Recent research carried out by the India Institute [3] and Newcastle University's E.G. West Centre [4] in the Indian city of Patna has produced some remarkable findings. The report, The Private School Revolution In Bihar, India [5], launched this week in New Delhi, and shows that government statistics are currently excluding three quarters of the schools in the city and 68% of school children.  This means that 238,767 school children out of a total of 333,776 were missing from the official data. 

Instead of the official 350 schools, the research located a total of 1,574 schools with 78% identified as private unaided, 21% government and 1% private aided.  Therefore, approximately 65% of school children in Patna were attending private unaided schools, with just 34% attending government schools. According to Professor Tooley, "when plotting the location of 1,182 private schools and 111 government schools using GIS technology, we found that there existed hardly a road or a street in Patna without a private school”.

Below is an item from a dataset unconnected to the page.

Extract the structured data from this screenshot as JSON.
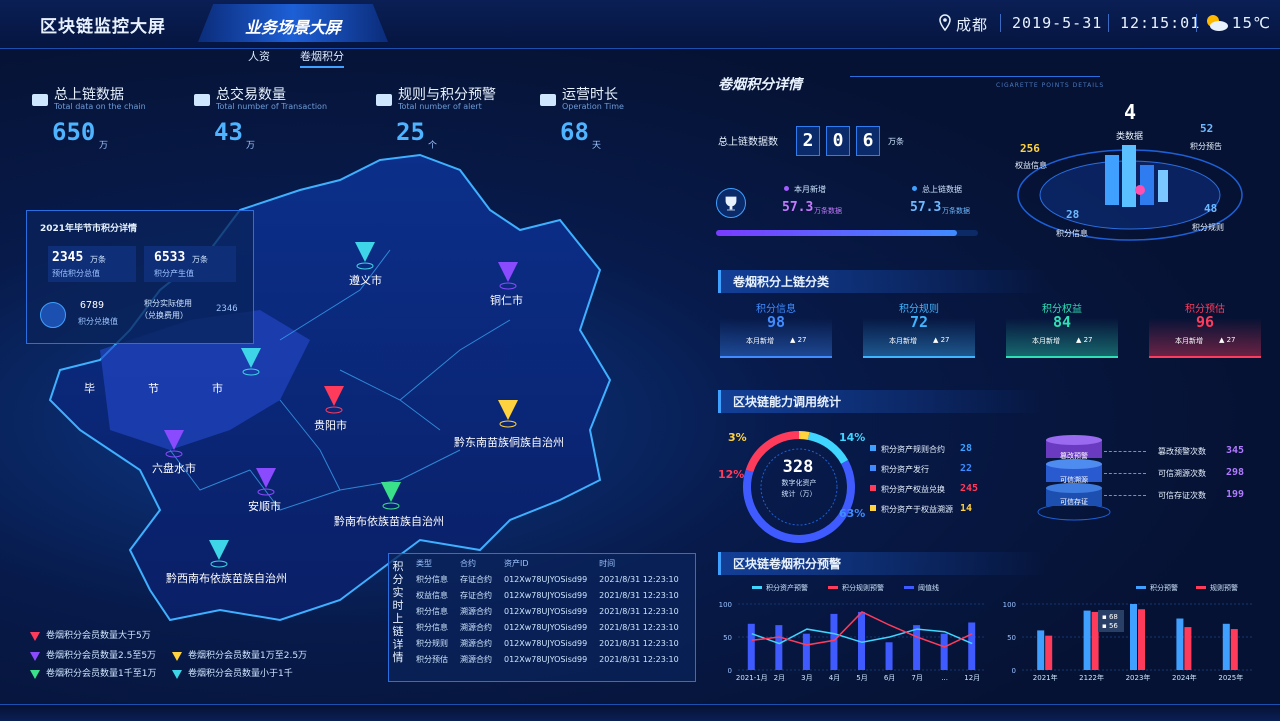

Based on the monthly fees being charged at each private school, the research also found that 69% of private unaided schools were low cost, 22% were affordable and only 9% higher cost. In other words, the vast majority of private unaided schools found in the city of Patna were low cost, charging fees of less £4 per month.

These findings have two important implications.  First, if these findings reflect the real state of education across India and developing world, then the so called ‘global education crisis’ is much less of a crisis than previously thought. Instead, the widespread under-reporting of the number of children in school may now be a deliberate policy of developing country governments to help attract more international aid. 

Second, Article 18 of the 2009 Right to Education Act in India requires that all unrecognised schools in the country be closed down within three years of the Act coming into force.  For the city of Patna this would involve forcing two thirds of the city’s children out of school and onto the street – all because of government legislation which is supposed to be increasing school enrolments and not dramatically reducing it. 

Thankfully, it would appear that the Bihar Education Minister P.K. Shahi [6] has already read the report. Last Saturday he declared that “I can assure that the government will not implement the Right to Education Act in Bihar and will not force private schools to follow rules under it.”  I suppose the people of Bihar should be grateful to their Education Minister for not shutting down the majority of their schools. However, this does make me wonder – do politicians around the world have any kind of positive impact on the education which children receive, or are they all bent on disrupting and distorting its natural growth and development?